_YOUR TASK_
Go through the entries below. Copy each line in which "Sélections" appears.

_Dataset rows describing interfaces_
-- -- --

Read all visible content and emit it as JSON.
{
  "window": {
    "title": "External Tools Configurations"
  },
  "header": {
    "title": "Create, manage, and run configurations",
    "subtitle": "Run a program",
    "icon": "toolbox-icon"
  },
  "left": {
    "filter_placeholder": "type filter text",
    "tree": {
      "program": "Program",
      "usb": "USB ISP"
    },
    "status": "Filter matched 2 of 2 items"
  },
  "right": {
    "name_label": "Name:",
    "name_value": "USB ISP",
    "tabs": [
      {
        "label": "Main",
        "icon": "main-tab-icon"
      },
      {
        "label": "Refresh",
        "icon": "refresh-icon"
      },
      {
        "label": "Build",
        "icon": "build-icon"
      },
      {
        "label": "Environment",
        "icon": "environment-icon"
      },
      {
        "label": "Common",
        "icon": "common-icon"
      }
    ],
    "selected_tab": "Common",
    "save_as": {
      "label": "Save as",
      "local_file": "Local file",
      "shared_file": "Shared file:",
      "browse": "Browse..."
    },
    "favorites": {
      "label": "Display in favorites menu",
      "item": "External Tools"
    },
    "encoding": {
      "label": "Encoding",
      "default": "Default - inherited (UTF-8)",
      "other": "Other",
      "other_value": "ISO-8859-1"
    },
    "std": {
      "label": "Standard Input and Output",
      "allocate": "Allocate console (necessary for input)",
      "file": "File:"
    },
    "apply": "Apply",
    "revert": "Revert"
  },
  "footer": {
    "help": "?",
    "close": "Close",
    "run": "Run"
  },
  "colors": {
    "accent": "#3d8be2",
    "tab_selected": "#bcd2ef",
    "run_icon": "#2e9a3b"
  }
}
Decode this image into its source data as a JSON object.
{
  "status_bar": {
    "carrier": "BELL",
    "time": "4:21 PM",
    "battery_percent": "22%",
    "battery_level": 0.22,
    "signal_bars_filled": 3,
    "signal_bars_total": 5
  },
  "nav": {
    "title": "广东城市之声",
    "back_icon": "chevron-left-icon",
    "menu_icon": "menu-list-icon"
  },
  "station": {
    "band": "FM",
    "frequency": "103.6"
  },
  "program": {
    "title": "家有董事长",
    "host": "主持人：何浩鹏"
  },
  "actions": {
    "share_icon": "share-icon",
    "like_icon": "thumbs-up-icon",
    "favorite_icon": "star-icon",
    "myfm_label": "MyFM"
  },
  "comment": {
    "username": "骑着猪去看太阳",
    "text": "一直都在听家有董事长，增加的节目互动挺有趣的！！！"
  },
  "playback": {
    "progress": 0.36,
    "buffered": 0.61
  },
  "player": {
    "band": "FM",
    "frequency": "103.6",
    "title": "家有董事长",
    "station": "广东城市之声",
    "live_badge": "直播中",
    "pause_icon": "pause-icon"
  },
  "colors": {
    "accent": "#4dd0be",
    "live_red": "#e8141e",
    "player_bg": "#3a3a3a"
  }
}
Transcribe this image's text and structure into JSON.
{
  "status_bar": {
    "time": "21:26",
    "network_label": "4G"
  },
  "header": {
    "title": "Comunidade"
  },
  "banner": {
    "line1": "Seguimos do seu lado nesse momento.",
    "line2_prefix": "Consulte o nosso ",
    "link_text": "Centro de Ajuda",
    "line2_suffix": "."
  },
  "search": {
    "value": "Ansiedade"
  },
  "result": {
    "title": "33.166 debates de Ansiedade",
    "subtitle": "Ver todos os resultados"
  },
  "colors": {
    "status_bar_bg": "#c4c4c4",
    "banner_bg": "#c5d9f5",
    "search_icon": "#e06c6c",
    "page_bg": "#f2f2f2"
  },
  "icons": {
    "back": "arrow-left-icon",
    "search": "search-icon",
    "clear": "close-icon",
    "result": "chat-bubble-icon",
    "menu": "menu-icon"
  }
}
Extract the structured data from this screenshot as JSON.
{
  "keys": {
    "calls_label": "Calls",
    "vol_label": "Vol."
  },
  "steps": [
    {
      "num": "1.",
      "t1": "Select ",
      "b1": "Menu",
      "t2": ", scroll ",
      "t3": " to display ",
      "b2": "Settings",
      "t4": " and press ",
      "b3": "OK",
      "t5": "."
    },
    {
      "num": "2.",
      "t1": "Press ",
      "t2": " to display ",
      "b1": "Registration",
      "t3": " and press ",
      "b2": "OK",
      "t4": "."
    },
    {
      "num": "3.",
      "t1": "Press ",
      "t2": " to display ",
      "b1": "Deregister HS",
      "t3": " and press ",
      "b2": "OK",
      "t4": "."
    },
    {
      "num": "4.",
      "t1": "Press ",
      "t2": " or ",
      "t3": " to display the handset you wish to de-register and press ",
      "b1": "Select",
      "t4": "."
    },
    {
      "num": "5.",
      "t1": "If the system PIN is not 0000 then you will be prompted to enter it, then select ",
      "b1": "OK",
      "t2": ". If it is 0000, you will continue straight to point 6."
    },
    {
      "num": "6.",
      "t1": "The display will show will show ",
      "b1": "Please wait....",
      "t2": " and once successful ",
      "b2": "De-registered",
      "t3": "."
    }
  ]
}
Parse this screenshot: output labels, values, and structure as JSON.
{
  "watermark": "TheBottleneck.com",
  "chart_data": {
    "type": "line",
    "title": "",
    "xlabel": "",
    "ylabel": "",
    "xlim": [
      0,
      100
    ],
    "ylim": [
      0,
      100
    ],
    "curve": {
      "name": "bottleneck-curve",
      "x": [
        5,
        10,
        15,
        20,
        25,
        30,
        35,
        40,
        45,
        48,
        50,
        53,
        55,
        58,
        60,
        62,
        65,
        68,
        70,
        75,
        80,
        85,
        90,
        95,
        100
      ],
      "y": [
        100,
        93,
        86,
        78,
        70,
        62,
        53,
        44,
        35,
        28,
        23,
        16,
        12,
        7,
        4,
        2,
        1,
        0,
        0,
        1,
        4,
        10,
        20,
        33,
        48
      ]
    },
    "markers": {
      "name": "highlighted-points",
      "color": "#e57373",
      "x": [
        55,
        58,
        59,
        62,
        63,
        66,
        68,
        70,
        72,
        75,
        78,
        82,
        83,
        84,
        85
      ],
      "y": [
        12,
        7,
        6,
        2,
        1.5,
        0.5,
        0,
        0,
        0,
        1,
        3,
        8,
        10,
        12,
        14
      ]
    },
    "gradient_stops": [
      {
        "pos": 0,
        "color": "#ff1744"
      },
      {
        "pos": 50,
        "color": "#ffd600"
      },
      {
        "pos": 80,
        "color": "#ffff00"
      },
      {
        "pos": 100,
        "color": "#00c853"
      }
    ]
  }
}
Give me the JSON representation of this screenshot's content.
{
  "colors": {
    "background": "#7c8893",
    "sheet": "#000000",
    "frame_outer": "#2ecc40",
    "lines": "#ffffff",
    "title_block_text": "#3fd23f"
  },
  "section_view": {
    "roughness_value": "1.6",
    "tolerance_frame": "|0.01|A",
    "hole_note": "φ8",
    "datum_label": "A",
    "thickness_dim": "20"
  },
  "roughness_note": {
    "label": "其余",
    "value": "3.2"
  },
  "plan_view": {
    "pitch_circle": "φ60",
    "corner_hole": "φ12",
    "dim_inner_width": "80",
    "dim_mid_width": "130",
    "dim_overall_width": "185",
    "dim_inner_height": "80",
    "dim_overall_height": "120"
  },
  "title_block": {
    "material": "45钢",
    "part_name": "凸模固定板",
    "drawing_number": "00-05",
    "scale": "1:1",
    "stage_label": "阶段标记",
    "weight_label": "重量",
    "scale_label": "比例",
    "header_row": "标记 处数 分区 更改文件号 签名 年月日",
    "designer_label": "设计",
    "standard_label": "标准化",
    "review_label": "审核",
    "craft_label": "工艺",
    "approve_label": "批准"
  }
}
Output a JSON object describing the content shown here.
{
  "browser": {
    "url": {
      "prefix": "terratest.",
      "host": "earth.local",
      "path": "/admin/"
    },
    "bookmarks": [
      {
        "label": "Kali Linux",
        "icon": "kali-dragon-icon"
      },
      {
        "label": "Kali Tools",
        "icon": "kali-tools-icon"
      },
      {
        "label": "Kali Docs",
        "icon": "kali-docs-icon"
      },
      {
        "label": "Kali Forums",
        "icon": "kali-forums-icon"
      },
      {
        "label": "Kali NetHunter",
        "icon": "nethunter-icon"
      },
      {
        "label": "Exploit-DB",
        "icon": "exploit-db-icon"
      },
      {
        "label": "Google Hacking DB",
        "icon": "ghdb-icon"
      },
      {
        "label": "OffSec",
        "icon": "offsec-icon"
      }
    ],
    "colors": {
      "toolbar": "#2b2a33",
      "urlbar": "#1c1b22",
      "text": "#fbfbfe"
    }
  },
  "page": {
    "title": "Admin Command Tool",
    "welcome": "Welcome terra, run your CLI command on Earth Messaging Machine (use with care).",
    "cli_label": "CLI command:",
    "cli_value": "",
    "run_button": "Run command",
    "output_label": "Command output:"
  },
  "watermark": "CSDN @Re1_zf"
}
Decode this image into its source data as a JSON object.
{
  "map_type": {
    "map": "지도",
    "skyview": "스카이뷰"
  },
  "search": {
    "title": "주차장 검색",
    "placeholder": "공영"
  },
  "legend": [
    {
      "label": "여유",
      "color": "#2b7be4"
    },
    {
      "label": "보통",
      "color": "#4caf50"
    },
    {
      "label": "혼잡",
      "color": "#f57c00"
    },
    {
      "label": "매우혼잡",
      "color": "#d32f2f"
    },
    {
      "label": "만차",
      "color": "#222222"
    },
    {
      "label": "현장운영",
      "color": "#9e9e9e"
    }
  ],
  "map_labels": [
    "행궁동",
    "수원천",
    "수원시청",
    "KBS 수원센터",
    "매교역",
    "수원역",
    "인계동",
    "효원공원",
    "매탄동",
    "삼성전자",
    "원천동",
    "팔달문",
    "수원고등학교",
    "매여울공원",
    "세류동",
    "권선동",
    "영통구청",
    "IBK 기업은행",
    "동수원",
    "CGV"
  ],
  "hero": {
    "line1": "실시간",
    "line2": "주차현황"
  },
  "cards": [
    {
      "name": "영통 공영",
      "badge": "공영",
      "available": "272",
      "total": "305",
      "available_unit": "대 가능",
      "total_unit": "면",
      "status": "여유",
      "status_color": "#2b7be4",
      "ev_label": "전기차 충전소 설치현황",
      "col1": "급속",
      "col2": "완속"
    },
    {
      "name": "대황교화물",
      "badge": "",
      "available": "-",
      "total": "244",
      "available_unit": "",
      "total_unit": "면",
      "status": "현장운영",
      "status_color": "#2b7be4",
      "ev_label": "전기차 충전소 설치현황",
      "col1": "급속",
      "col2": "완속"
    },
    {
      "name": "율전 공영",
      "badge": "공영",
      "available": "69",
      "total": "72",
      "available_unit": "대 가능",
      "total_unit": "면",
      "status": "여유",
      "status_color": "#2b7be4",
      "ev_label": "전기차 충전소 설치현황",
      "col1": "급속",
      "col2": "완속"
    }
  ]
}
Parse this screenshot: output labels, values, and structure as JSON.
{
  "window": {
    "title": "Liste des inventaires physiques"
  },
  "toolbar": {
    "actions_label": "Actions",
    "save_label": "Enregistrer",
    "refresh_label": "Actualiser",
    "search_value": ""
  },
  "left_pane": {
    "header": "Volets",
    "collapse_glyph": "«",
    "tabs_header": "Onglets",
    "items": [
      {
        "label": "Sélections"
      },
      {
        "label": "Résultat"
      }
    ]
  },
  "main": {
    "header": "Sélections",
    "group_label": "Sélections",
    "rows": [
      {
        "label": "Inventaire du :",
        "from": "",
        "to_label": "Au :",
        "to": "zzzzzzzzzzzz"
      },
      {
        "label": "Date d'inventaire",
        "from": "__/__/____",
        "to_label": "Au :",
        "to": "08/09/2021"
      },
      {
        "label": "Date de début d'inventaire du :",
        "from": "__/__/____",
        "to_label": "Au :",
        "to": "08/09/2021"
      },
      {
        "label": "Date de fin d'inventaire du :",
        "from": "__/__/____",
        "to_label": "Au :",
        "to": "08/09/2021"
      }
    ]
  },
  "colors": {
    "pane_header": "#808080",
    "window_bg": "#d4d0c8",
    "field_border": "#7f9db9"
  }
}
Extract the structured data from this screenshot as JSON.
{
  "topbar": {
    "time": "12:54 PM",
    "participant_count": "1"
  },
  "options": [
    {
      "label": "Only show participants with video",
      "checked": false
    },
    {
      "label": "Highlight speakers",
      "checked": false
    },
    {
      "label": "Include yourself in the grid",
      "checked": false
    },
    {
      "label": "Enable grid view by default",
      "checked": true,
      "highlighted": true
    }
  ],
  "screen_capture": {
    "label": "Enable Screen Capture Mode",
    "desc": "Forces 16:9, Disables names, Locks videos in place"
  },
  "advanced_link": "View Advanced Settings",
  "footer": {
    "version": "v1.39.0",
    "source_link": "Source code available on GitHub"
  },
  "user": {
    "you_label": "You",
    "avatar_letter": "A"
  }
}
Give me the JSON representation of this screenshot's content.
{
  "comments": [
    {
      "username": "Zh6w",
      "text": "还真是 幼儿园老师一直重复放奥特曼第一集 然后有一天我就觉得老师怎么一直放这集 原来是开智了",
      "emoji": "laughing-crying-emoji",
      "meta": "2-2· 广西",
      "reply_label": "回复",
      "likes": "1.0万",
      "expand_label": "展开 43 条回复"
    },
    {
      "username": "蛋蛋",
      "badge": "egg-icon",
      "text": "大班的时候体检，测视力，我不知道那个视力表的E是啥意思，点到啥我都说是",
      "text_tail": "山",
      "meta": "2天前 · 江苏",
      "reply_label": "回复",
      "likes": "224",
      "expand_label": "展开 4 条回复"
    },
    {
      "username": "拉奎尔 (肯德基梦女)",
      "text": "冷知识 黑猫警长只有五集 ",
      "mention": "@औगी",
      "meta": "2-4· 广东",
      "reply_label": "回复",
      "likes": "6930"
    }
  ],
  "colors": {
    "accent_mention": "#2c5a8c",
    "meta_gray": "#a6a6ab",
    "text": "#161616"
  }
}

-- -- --

_REPLY TO THE EXERCISE_
        "label": "Sélections"
    "header": "Sélections",
    "group_label": "Sélections",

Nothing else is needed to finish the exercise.